A supply chain attack is a cyber-attack that targets the less secure elements of a company’s supply chain, with the intent to cause serious damage for those on the end of the attack.
Companies and businesses within logistics regularly transfer sensitive information electronically, as it simplifies and speeds up communications between multiple organisations.
However, this does make the sensitive information more susceptible to cybercrime.
The more links in a supply chain, the more vulnerable it becomes which highlights the importance of securely handling and storing data.
In October 2021, BlueVoyant, a cyber security firm, released survey results of 1,200 companies where 93% had directly experienced a cyber security breach as a result of one of their suppliers’ security flaws.
The number of organisations reporting a supply chain more than doubled from 14% in 2020 to 31% in 2021.
Cyber criminals also target supply chains as a means of reaching the broadest possible audience with their malware. Identifying and compromising one strategically important element is an efficient use of resources and may result in a significant number of infections.
I don’t think I have a supply chain, so why would I be affected?
It’s often perceived that small businesses are not big enough to be hit by a supply chain attack, however it is not about how many people work for you or how many office locations you have. A supply chain attack can be carried out through systems that you use.
An example of a common type of supply chain attack is website compromise attacks, an example of this occurred when legitimate websites were compromised through websites builders used by creative and digital agencies.
In this attack, the cybercriminals redirected the script, which enabled a malicious domain to be sent to victims where it was downloaded and installed on the systems of those browsing legitimate websites.
This attack unfortunately affected multiple businesses as the script that was redirected was in the template of a website design that many UK based digital agencies used.
How can you improve your supply chain cyber security?
Protect your internal systems via the installation of firewalls and virus-detection programs to block malware from accessing your systems.
Regularly back up your files and databases in the event that a cyber-attack deletes any trace of them.
Train your employees so they are able to recognise attempted cyber-attacks and know how to respond if their devices are affected. Your employees do not need to be cyber experts but should be educated on the dangers of opening suspicious emails, clicking on unknown URL’s, links, and email attachments.
Lockdown permissions on devices so that employees are unable to download unauthorised software and applications that could potentially damage your firewalls.
Be careful of those who supply your supply chain, ensure that they regularly conduct security audits or have security certifications and put this within a contract.

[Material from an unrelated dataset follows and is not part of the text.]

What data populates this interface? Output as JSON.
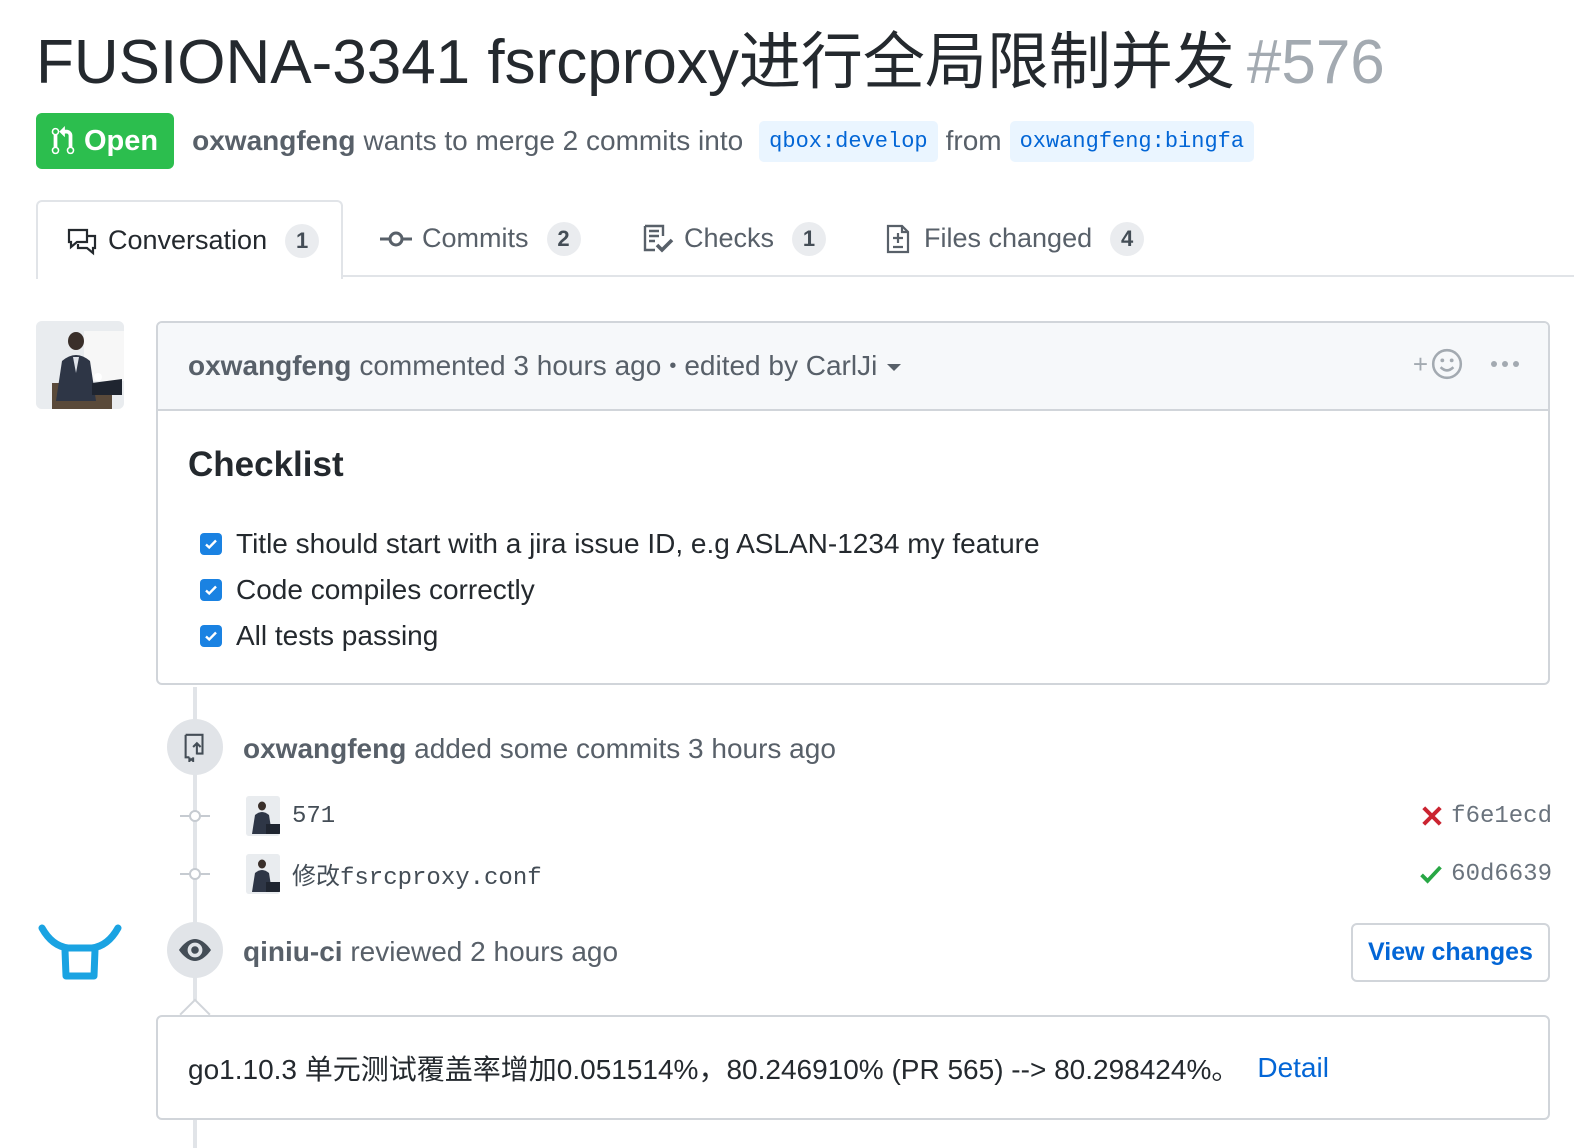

Manage the risks with a cyber security policy that is regularly updated and adopted, you also should have an incident response plan that provides a process that will help your business, charity or third sector organisation to respond effectively in the event of a cyber-attack.
How can the Cyber Resilience Centre for the South East support my business?
The SECRC offers a range a membership options depending on what level of support businesses in Hampshire, Surrey, Sussex, Oxfordshire, Berkshire and Buckinghamshire need.
The Core Membership is free and provides businesses with 50 or fewer employees, access to a range of resources and tools to help them identify their risks and vulnerabilities, as well as providing guidance on the steps they can take to increase their levels of protection.
Working in conjunction with local universities and the regions local forces, the SECRC is able to provide a range of affordable cyber resilience services with the very current knowledge and technical expertise from the UK's top cyber talent. These services help SMEs and therefore their supply chain to prepare and improve cyber resilience.
From staff training to reviewing a company’s network and systems, these services will help boost a cyber security strategy.